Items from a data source
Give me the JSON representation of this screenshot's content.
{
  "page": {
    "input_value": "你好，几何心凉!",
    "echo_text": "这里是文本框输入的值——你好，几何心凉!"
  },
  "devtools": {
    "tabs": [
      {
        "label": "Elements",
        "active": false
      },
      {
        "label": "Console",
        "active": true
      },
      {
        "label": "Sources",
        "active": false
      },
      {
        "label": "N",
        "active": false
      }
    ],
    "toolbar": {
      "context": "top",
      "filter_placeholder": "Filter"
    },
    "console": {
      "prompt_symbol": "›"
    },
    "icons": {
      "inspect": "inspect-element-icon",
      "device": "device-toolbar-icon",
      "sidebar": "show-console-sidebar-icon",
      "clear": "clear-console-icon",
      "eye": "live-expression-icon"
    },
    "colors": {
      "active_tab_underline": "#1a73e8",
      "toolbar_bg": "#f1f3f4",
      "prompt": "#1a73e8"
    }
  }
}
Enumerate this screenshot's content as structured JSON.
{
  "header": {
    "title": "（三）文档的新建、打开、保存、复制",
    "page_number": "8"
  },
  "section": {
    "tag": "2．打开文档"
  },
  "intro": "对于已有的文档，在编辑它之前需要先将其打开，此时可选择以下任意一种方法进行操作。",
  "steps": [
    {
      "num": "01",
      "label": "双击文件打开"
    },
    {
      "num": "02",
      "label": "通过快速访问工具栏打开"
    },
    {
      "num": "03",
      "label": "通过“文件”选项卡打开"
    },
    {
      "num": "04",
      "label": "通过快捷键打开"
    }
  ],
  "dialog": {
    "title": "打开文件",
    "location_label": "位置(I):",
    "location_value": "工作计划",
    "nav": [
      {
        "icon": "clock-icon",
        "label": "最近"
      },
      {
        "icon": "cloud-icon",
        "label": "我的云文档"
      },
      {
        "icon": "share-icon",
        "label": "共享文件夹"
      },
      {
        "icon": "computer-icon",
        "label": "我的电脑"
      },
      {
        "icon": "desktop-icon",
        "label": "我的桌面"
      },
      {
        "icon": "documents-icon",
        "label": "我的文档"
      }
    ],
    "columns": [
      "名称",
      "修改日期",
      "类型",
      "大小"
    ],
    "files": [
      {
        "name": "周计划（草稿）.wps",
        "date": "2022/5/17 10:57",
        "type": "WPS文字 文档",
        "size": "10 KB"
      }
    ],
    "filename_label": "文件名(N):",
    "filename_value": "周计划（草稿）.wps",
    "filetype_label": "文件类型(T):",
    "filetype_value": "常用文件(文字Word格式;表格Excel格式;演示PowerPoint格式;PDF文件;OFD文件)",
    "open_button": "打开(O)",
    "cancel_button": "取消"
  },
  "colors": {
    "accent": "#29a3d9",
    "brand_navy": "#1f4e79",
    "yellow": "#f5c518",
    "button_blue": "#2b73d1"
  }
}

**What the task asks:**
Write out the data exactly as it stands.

**Result:**
Give me the JSON representation of this screenshot's content.
{
  "page": {
    "input_value": "你好，几何心凉!",
    "echo_text": "这里是文本框输入的值——你好，几何心凉!"
  },
  "devtools": {
    "tabs": [
      {
        "label": "Elements",
        "active": false
      },
      {
        "label": "Console",
        "active": true
      },
      {
        "label": "Sources",
        "active": false
      },
      {
        "label": "N",
        "active": false
      }
    ],
    "toolbar": {
      "context": "top",
      "filter_placeholder": "Filter"
    },
    "console": {
      "prompt_symbol": "›"
    },
    "icons": {
      "inspect": "inspect-element-icon",
      "device": "device-toolbar-icon",
      "sidebar": "show-console-sidebar-icon",
      "clear": "clear-console-icon",
      "eye": "live-expression-icon"
    },
    "colors": {
      "active_tab_underline": "#1a73e8",
      "toolbar_bg": "#f1f3f4",
      "prompt": "#1a73e8"
    }
  }
}
Enumerate this screenshot's content as structured JSON.
{
  "header": {
    "title": "（三）文档的新建、打开、保存、复制",
    "page_number": "8"
  },
  "section": {
    "tag": "2．打开文档"
  },
  "intro": "对于已有的文档，在编辑它之前需要先将其打开，此时可选择以下任意一种方法进行操作。",
  "steps": [
    {
      "num": "01",
      "label": "双击文件打开"
    },
    {
      "num": "02",
      "label": "通过快速访问工具栏打开"
    },
    {
      "num": "03",
      "label": "通过“文件”选项卡打开"
    },
    {
      "num": "04",
      "label": "通过快捷键打开"
    }
  ],
  "dialog": {
    "title": "打开文件",
    "location_label": "位置(I):",
    "location_value": "工作计划",
    "nav": [
      {
        "icon": "clock-icon",
        "label": "最近"
      },
      {
        "icon": "cloud-icon",
        "label": "我的云文档"
      },
      {
        "icon": "share-icon",
        "label": "共享文件夹"
      },
      {
        "icon": "computer-icon",
        "label": "我的电脑"
      },
      {
        "icon": "desktop-icon",
        "label": "我的桌面"
      },
      {
        "icon": "documents-icon",
        "label": "我的文档"
      }
    ],
    "columns": [
      "名称",
      "修改日期",
      "类型",
      "大小"
    ],
    "files": [
      {
        "name": "周计划（草稿）.wps",
        "date": "2022/5/17 10:57",
        "type": "WPS文字 文档",
        "size": "10 KB"
      }
    ],
    "filename_label": "文件名(N):",
    "filename_value": "周计划（草稿）.wps",
    "filetype_label": "文件类型(T):",
    "filetype_value": "常用文件(文字Word格式;表格Excel格式;演示PowerPoint格式;PDF文件;OFD文件)",
    "open_button": "打开(O)",
    "cancel_button": "取消"
  },
  "colors": {
    "accent": "#29a3d9",
    "brand_navy": "#1f4e79",
    "yellow": "#f5c518",
    "button_blue": "#2b73d1"
  }
}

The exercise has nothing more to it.